Nearly four years ago, former University of California-Los Angeles basketball star Ed O'Bannon sued (PDF) the National Collegiate Athletic Association and trademark and licensing firm Collegiate Licensing Co. for using his likeness in video games, TV shows, and a variety of other media—all without paying him. O'Bannon had signed a waiver granting the NCAA permission to use his image before starting his career at UCLA, but he argued that the NCAA had violated antitrust laws in partnering with CLC and others to keep student-athletes from getting paid.
Today, the case comes to a major crossroads as a federal judge hears arguments on whether to certify current and former college athletes as a class—a decision that could lead to an enormous restructuring of college sports as we know them.
Basketball Hoop designed by Gabriele Fumero from The Noun Project; Dollar designed by The Morning Son from The Noun Project; Bowling Pins from The Noun Project; Desk designed by Andrew Love from The Noun Project; Football from The Noun Project
Law professor Michael McCann has more on the legal issues at play over at SI.com.

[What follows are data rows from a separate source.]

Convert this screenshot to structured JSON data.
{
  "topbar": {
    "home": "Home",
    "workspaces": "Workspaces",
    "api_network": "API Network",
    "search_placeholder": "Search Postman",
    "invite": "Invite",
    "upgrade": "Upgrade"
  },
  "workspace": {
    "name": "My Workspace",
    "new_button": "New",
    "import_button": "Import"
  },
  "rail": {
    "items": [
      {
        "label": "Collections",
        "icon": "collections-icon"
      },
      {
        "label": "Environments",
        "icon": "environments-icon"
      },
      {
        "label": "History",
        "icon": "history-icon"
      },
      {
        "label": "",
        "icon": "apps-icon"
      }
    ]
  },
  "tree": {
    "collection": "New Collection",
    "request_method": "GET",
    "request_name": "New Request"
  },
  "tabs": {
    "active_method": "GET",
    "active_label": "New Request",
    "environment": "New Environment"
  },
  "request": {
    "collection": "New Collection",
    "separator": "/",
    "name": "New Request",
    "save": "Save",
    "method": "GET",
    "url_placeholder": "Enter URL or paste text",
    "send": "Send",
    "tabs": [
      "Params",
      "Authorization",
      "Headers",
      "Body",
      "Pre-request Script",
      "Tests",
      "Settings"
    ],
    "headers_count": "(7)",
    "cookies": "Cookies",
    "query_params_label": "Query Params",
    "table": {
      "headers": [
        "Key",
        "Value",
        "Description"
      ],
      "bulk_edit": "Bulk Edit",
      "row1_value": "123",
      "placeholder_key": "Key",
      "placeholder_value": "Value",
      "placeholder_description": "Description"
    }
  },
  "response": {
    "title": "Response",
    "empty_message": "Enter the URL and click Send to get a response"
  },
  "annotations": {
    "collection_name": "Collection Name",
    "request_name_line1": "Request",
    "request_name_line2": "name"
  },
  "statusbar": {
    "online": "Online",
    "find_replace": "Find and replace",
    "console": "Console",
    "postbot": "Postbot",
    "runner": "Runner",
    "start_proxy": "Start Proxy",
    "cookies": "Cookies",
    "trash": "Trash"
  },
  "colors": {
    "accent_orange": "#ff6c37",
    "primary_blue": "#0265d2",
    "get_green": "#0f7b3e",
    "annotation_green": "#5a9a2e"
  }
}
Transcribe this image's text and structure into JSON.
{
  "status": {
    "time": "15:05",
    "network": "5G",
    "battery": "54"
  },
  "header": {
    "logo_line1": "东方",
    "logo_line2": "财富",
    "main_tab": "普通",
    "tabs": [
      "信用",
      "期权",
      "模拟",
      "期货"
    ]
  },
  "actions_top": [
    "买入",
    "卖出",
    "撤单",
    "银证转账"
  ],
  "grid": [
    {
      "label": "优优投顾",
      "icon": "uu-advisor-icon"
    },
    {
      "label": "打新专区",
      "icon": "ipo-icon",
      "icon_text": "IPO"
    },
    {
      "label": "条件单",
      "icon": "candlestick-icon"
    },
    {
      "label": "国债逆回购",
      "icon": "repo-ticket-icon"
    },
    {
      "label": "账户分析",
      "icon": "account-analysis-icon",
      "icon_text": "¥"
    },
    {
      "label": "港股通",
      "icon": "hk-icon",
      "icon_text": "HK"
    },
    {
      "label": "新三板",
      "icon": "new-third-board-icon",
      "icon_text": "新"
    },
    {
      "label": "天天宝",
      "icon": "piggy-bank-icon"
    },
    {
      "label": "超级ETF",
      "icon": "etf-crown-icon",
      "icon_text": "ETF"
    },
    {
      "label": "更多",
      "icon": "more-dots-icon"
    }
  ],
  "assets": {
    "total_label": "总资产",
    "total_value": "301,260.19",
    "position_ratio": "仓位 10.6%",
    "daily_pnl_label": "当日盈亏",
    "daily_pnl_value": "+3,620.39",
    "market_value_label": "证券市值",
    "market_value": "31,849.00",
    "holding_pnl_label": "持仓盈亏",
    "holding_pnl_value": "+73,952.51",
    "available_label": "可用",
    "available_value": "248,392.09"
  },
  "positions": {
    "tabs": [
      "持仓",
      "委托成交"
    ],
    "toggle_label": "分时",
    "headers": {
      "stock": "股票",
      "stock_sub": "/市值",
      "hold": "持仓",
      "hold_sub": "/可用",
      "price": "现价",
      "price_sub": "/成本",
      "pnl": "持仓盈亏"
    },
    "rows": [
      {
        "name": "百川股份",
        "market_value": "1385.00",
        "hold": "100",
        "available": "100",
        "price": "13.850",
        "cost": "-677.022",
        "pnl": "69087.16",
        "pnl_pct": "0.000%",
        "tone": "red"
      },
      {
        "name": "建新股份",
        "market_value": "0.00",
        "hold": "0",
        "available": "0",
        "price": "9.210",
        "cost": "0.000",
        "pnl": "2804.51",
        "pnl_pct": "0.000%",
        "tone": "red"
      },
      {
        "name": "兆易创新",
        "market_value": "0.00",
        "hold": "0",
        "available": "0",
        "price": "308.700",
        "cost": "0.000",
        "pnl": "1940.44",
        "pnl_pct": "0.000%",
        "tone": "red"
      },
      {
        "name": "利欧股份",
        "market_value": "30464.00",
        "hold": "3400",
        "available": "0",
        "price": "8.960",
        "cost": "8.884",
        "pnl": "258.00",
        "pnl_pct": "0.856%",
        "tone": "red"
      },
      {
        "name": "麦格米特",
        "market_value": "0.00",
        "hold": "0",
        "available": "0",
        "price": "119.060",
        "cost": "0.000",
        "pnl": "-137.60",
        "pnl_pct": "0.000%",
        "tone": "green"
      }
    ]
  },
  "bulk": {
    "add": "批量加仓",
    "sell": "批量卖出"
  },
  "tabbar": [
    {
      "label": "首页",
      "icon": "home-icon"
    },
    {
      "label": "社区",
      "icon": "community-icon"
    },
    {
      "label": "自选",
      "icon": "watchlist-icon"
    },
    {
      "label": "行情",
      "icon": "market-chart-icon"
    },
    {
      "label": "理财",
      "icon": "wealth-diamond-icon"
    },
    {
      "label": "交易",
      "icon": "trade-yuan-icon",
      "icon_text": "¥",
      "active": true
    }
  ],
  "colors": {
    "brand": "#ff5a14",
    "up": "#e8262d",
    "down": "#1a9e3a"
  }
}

As it stands, US District Judge Claudia Wilken has three options following today's hearing: to deny class certification, to certify the class for former players only, or to certify the class for current and former players.
If Wilken doesn't certify the class, then individual athletes would have to sue the NCAA; if she certifies it for former players only, the NCAA could survive what would be a pretty sizable settlement. But if Wilken includes current players in class certification, argues Sports Illustrated's Andy Staples, then all hell could break loose for the NCAA:
This is the one over which all those attorneys have salivated. Bringing in current players means bringing in current TV deals. All those contracts with ESPN and Fox that the major conferences nearly tore themselves to pieces over? They'd be in play. Conference networks for the Big Ten, Pac-12 and SEC? They'd be in play. McCann writes that this option probably would induce a settlement, but I'm not so sure. Bringing all these elements into the mix would cause a severe spike in the price of a settlement. Had the NCAA and conferences gone to the plaintiffs after the January ruling and offered to set aside a modest cut of the annual profits for athletes—payable upon graduation—the plaintiffs probably would have settled. If this happens? The plaintiffs will ask for the moon.
To understand what "asking for the moon" could mean, here's a handy infographic showing how big a business the nonprofit NCAA has become: